The event was pretty organized with signs outside of the station and staff to help direct you. It was quite a weird feeling to be in a classroom, and as luck would have it my spot was right in front with the teacher’s desk wedged right over mine. I felt like the floor plan was terrible. The proctors weren’t terribly practiced as they didn’t seem to know how to proceed. All instructions were sent through the school’s PA system. While waiting to start the test, they thought it was a good idea to play classical music really loud which obviously wasn’t a good idea.
As a foreigner with very limited Korean speaking abilities, I struggled to find any study materials and finally decided to just take it cold turkey. I did find some materials which turned out to be for engineers and were highly irrelevant for my test. The test consisted of three categories, quantitative reasoning, logical reasoning, and visualization. Granted, I’ve never done anything related to standardized testing in 9 or so years, so I had my work cut out for me. Unfortunately, I don’t have any photos of the tests for obvious reasons, but I will do my best to explain them.
These were your typical math puzzle questions taken during middle and high school. They would’ve been stupidly easy, say if I did these 13 years ago. Unfortunately, yesterday wasn’t 13 years ago and I was literally struggling to do basic equations. A typical question would be something like “Person A and person B run to point C at the same time. Person A runs 5kph and reaches point C in 24 minutes. Person B reaches the point C 6 minutes later. How fast was Person B running?”.
I ended up having to relearn the math as I went, which was actually refreshingly fun, until I heard the 3 minutes remaining announcement while on question 8. Unfortunately they only gave me 30 minutes to do the 20 questions and I ended up only completing 9. It really crushed my spirit, and I know had I been given just one day of preparation I would’ve done a lot better.
I vaguely remember taking these in school, but they were pretty hard as I couldn’t remember a methodical method to solve them. I think they gave me 20 minutes to answer 20 questions. A typical question gave you 5 people, A,B,C,D,E, mixed with 5 houses A,B,C,D,E, with each person being 1 year apart. Then they would add conditions such as A is older than C, but younger than D, and C doesn’t live in D or B. You would then have to figure out which of 5 scenarios were impossible, and etc.
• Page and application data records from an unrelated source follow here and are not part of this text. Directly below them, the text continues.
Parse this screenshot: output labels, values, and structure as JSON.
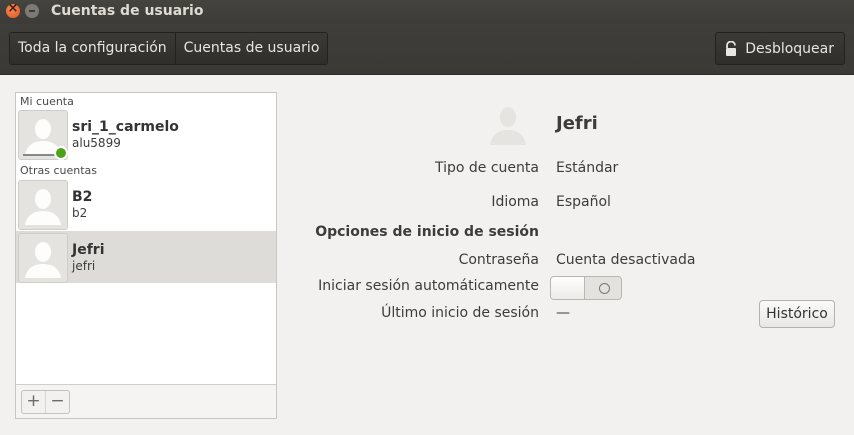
{
  "window": {
    "title": "Cuentas de usuario"
  },
  "toolbar": {
    "breadcrumb": [
      "Toda la configuración",
      "Cuentas de usuario"
    ],
    "unlock_label": "Desbloquear"
  },
  "sidebar": {
    "my_account_label": "Mi cuenta",
    "other_accounts_label": "Otras cuentas",
    "my_account": {
      "name": "sri_1_carmelo",
      "login": "alu5899",
      "online": true
    },
    "others": [
      {
        "name": "B2",
        "login": "b2",
        "selected": false
      },
      {
        "name": "Jefri",
        "login": "jefri",
        "selected": true
      }
    ],
    "add_label": "+",
    "remove_label": "−"
  },
  "details": {
    "name": "Jefri",
    "account_type_label": "Tipo de cuenta",
    "account_type_value": "Estándar",
    "language_label": "Idioma",
    "language_value": "Español",
    "login_options_heading": "Opciones de inicio de sesión",
    "password_label": "Contraseña",
    "password_value": "Cuenta desactivada",
    "autologin_label": "Iniciar sesión automáticamente",
    "autologin_enabled": false,
    "last_login_label": "Último inicio de sesión",
    "last_login_value": "—",
    "history_button": "Histórico"
  },
  "colors": {
    "online": "#4ca31a",
    "close_button": "#e0561f",
    "selected_row": "#dedcd8"
  }
}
I believe it involved a lot of combination reasoning, but at the time I couldn’t streamline the process. I also ended up only doing about half of the problems.
This was the real ridiculous one as I don’t think I’ve ever taken a test quite like this before. I don’t know if it was because I was in an Asian country, but they had tests that involved origami. Basically you would be presented with a square sheet of paper with diagrams of dotted lines over the paper indicating if it was folded inward/outward or was folded either or. Then they would present you with 5 diagrams and ask you what the backside would look like or which one the backside wouldn’t look like. At this point I was just ready for the PA to say stop.
While probably not one of the most pleasant experiences, I am left with a bittersweet taste. It really was quite refreshing to use those parts of my brain again, but at the same time I’m very disappointed in how much easier the test would have been if I had been given just one day to go over all these types of problems as they weren’t terribly hard (minus the visualizations). It’s definitely been quite a culture shock and I hope my experience may help those looking to work for Samsung and find information on this obscure test as I couldn’t find much info on it.
Have you taken this test before? Do you have any interesting experiences trying to get a job in Korea? Let me know through email or in the comments below!